Sometimes, e.g. in video games, the software has a persona and the user (or player) does, too. Their (simulated) social relationship determines the level of familiarity, respect and politeness, hence the appropriate pronoun. A lot of professional software nowadays does the tedious tasks a secretary or other underling would have done in earlier times, so the boss – even if low in human hierarchy – would probably expect respectful Sie. Other software may be seen more like a colleague, therefore could use friendly du.
It depends on the usage. A formal usage would prefer Sie, a informal usage would use du.
It is similar to the real life. In a shop and a restaurant I expect a Sie, in a shop or bar for younger and 'cooler' people a du is ok. Same for the computer.
A not so serious classification: Programs in Cobol and Fortran use Sie, Python and Ruby uses du.
Another example: PHPBB offers two language packs: One German (Casual Honorifics) Deutsch (Du) and a German (Formal Honorifics) Deutsch (Sie). A forum for professional usage would prefer Sie, a more private forum uses du. And a good forum let's you decide how the computer should talk to you.
Got an answer from another source (a native German):

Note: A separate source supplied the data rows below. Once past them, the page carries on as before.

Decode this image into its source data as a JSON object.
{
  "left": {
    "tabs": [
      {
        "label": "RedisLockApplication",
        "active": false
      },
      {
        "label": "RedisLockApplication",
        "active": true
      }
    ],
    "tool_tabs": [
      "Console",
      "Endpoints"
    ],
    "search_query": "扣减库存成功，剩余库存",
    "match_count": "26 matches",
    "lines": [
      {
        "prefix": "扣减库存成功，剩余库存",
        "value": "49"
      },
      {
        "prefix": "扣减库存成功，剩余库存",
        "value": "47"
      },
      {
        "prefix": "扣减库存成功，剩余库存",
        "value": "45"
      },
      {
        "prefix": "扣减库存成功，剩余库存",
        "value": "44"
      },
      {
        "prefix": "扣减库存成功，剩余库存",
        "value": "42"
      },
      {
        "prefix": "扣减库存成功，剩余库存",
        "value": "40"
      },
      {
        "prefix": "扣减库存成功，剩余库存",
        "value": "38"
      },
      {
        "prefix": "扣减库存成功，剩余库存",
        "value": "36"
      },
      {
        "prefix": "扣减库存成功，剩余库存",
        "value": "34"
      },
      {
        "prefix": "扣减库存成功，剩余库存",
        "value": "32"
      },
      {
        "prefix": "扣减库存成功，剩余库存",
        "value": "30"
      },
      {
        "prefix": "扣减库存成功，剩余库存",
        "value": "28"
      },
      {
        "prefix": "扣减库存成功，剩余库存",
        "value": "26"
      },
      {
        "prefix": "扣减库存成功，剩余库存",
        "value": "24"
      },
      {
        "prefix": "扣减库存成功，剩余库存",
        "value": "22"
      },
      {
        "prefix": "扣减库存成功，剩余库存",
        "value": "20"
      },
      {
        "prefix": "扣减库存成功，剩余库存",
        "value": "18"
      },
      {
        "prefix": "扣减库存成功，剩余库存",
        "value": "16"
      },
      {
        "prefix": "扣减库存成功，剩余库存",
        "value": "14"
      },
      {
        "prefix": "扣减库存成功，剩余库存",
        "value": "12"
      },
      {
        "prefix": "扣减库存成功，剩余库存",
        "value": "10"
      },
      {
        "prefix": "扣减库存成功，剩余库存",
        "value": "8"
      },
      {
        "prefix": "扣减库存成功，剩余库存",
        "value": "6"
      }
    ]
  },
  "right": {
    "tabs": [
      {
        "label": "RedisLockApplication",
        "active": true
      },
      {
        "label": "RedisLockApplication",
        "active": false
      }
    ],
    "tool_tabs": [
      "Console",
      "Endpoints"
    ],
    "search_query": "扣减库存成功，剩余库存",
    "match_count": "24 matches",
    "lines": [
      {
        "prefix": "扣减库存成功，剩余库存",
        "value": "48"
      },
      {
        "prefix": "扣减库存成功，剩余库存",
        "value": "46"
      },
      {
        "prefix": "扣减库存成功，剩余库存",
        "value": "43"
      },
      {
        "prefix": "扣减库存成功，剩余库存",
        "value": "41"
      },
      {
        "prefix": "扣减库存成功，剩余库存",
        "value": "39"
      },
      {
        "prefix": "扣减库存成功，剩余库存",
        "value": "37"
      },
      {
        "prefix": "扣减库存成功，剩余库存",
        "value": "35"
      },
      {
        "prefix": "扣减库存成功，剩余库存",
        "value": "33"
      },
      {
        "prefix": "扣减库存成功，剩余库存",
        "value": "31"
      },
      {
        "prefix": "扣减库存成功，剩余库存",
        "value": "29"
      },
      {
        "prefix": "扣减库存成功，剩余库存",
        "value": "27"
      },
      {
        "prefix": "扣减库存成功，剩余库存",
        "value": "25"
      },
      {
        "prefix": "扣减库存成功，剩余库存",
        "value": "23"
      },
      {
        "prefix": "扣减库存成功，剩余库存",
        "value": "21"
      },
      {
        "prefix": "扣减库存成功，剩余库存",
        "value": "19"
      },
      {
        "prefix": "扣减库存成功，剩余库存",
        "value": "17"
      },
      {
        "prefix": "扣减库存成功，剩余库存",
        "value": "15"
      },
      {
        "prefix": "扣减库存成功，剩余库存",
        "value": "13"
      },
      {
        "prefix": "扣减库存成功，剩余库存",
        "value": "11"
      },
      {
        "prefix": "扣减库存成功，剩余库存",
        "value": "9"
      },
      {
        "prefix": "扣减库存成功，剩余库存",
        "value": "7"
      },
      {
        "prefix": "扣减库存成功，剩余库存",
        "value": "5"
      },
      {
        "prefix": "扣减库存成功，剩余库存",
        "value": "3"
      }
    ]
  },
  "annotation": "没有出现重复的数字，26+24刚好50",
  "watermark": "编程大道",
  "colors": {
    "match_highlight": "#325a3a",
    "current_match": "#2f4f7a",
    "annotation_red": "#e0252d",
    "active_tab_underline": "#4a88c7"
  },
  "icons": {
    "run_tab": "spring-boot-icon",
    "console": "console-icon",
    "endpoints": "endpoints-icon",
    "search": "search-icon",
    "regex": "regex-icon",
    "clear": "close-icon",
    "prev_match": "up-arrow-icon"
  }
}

A corporation like Microsoft or Photoshop would address its customers with "Sie". A game would in most cases not. Set song title Infinitive.